    2. Study the competition. Don’t add more to a subject that’s already glutted. Be sure the topic hasn’t been overdone. Just checking a local library or bookstore is not adequate research. Look in Books in Print Subject Guide and Forthcoming Books in Print Subject Guide. You’ll be amazed at how many books there are on the topic. Yours must be better than what’s already available. Make it shorter, longer, easier to use, more informative, funnier, richer in content, or better organized. For fiction, try to tie into a hot topic so you have a “hook” for publicity.

    3. Write what other people want. Catering to your personal desires often makes for lackluster books nobody buys. The fact is, few care about your life history or your deep-felt opinions. Personal journals and impassioned tirades are best saved for family and friends, not foist upon the general public.

    4. Think “marketing” from the very beginning. The time to generate marketing ideas is before you write the book, not after you have 3,000 copies in your garage. Identify and target your market. How can you reach them? Start folders of ideas: what catalogs might be interested, which associations reach your potential readers, what magazines and newsletters are relevant? Can you sell the book as a premium to companies that would give it away as a gift to entice new customers—or use it internally for training? Think about who else reaches your potential customer and how you can partner with them. Do you have contacts who have national name recognition and might write an advance endorsement?

    5. Get professional editing. No, we repeat no, author should edit or proofread his or her own work. You’ll miss the forest for the trees, overlooking things that are obvious to you, but unclear to your reader. And it’s so easy to pass by the same typo time after time.

    6. Create a snappy title. The right title can make a book, just like an uninspired one can be a death peal. Short is best. While clever is nice, don’t sacrifice clarity. For nonfiction, be sure to include a subtitle as it gives you extra mileage in helping readers know what the book is about.

    7. Include all the vital components. Just as a cake falls flat if you don’t add the right ingredients, so do books. Yours needs an ISBN, LCCN, EAN Bookland Scanning Symbol, subject categories on the back cover, etc. (If you don’t know what these are, refer back to #1!)

    8. Have a dynamite cover. The cover is your book’s salesperson in bookstores. Get it designed by a professional who understands cover design . . . not just somebody who does nice logos or pretty brochures. You have enormous competition—and a wonderful opportunity to stand out.

    9. Make the interior inviting. Go to a bookstore and study the insides of books. Find one with clean, “user-friendly” pages. Use this as your model. It may not make sense to purchase and learn typesetting software if you’re only doing one book, however. In that case, consider hiring an outside vendor.

    10. Use a book manufacturer for printing.
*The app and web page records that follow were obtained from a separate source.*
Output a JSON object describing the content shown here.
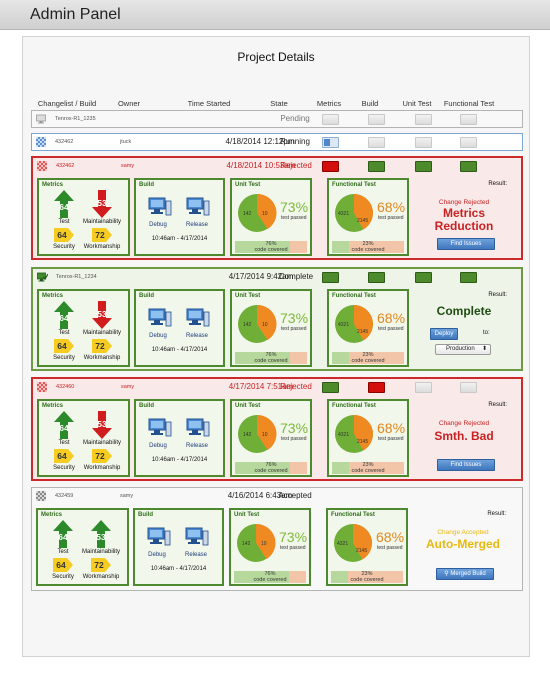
{
  "app": {
    "title": "Admin Panel"
  },
  "page": {
    "title": "Project Details"
  },
  "columns": [
    "Changelist / Build",
    "Owner",
    "Time Started",
    "State",
    "Metrics",
    "Build",
    "Unit Test",
    "Functional Test"
  ],
  "rows": [
    {
      "changelist": "Tenrox-R1_1235",
      "owner": "",
      "time": "",
      "state": "Pending"
    },
    {
      "changelist": "432462",
      "owner": "jtuck",
      "time": "4/18/2014 12:12pm",
      "state": "Running"
    },
    {
      "changelist": "432462",
      "owner": "samy",
      "time": "4/18/2014 10:53am",
      "state": "Rejected",
      "metrics": {
        "test": "64",
        "maintainability": "53",
        "security": "64",
        "workmanship": "72"
      },
      "build": {
        "debug": "Debug",
        "release": "Release",
        "time": "10:46am - 4/17/2014"
      },
      "unit_test": {
        "passed": "142",
        "failed": "10",
        "percent": "73%",
        "sub": "test passed",
        "coverage_pct": "76%",
        "coverage_label": "code covered",
        "coverage_value": 76
      },
      "functional_test": {
        "passed": "4321",
        "failed": "2145",
        "percent": "68%",
        "sub": "test passed",
        "coverage_pct": "23%",
        "coverage_label": "code covered",
        "coverage_value": 23
      },
      "result": {
        "label": "Result:",
        "sub": "Change Rejected",
        "main_line1": "Metrics",
        "main_line2": "Reduction",
        "button": "Find Issues"
      }
    },
    {
      "changelist": "Tenrox-R1_1234",
      "owner": "",
      "time": "4/17/2014 9:42am",
      "state": "Complete",
      "metrics": {
        "test": "64",
        "maintainability": "53",
        "security": "64",
        "workmanship": "72"
      },
      "build": {
        "debug": "Debug",
        "release": "Release",
        "time": "10:46am - 4/17/2014"
      },
      "unit_test": {
        "passed": "142",
        "failed": "10",
        "percent": "73%",
        "sub": "test passed",
        "coverage_pct": "76%",
        "coverage_label": "code covered",
        "coverage_value": 76
      },
      "functional_test": {
        "passed": "4321",
        "failed": "2145",
        "percent": "68%",
        "sub": "test passed",
        "coverage_pct": "23%",
        "coverage_label": "code covered",
        "coverage_value": 23
      },
      "result": {
        "label": "Result:",
        "main_line1": "Complete",
        "button": "Deploy",
        "to_label": "to:",
        "select_value": "Production"
      }
    },
    {
      "changelist": "432460",
      "owner": "samy",
      "time": "4/17/2014 7:51am",
      "state": "Rejected",
      "metrics": {
        "test": "64",
        "maintainability": "53",
        "security": "64",
        "workmanship": "72"
      },
      "build": {
        "debug": "Debug",
        "release": "Release",
        "time": "10:46am - 4/17/2014"
      },
      "unit_test": {
        "passed": "142",
        "failed": "10",
        "percent": "73%",
        "sub": "test passed",
        "coverage_pct": "76%",
        "coverage_label": "code covered",
        "coverage_value": 76
      },
      "functional_test": {
        "passed": "4321",
        "failed": "2145",
        "percent": "68%",
        "sub": "test passed",
        "coverage_pct": "23%",
        "coverage_label": "code covered",
        "coverage_value": 23
      },
      "result": {
        "label": "Result:",
        "sub": "Change Rejected",
        "main_line1": "Smth. Bad",
        "button": "Find Issues"
      }
    },
    {
      "changelist": "432459",
      "owner": "samy",
      "time": "4/16/2014 6:43am",
      "state": "Accepted",
      "metrics": {
        "test": "64",
        "maintainability": "53",
        "security": "64",
        "workmanship": "72"
      },
      "build": {
        "debug": "Debug",
        "release": "Release",
        "time": "10:46am - 4/17/2014"
      },
      "unit_test": {
        "passed": "142",
        "failed": "10",
        "percent": "73%",
        "sub": "test passed",
        "coverage_pct": "76%",
        "coverage_label": "code covered",
        "coverage_value": 76
      },
      "functional_test": {
        "passed": "4321",
        "failed": "2145",
        "percent": "68%",
        "sub": "test passed",
        "coverage_pct": "23%",
        "coverage_label": "code covered",
        "coverage_value": 23
      },
      "result": {
        "label": "Result:",
        "sub": "Change Accepted",
        "main_line1": "Auto-Merged",
        "button": "Merged Build"
      }
    }
  ],
  "labels": {
    "metrics": "Metrics",
    "build": "Build",
    "unit_test": "Unit Test",
    "functional_test": "Functional Test",
    "test": "Test",
    "maintainability": "Maintainability",
    "security": "Security",
    "workmanship": "Workmanship"
  },
  "colors": {
    "reject": "#cc2a2a",
    "accept": "#6c9a42",
    "accent": "#3f76bd",
    "pass": "#7eb93a",
    "fail": "#e0881e",
    "auto_merged": "#e8b80c"
  },
  "icons": {
    "row_pending": "monitor-icon",
    "row_running": "checker-icon",
    "row_rejected": "checker-icon",
    "row_complete": "monitor-check-icon",
    "row_accepted": "checker-icon",
    "merged_button": "magnifier-icon"
  }
}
Don’t expect your corner print shop to have the knowledge or technical capabilities to turn out a quality book. Book manufacturers specialize in this type of printing and can save you enormous grief and considerable money.

    11. Publicize, promote, publicize, promote. Eat, sleep, and talk your book. Nobody cares about it as much as you do. Ongoing, enthusiastic marketing is the real key to success. Never quit. Keep your antenna out for new review opportunities, freelancers who write articles on your topic, etc. We have books that have been in print since 1979 because we’re tireless promoters.

    About the writers:

    Marilyn and Tom Ross are the coauthors of 13 books including the best-selling Complete Guide to Self-Publishing and the award-winning Jump Start Your Book Sales. Through phone consultations and ongoing coaching/mentoring, Marilyn empowers authors and self-publishers to realize their dreams. She can be reached at (719) 395-8659 or Marilyn@MarilynRoss.com. You can also check out http://www.SelfPublishingResources.com and sign up for their FREE monthly ezine on how to make more money selling books—plus get your FREE downloadable copy of “15 Smart Strategies for Self-Publishing Success.” Order books by calling 800-331-8355.

    Written by thecanadianheadlines

    December 24th, 2009 at 7:55 pm

    Featured Advertisers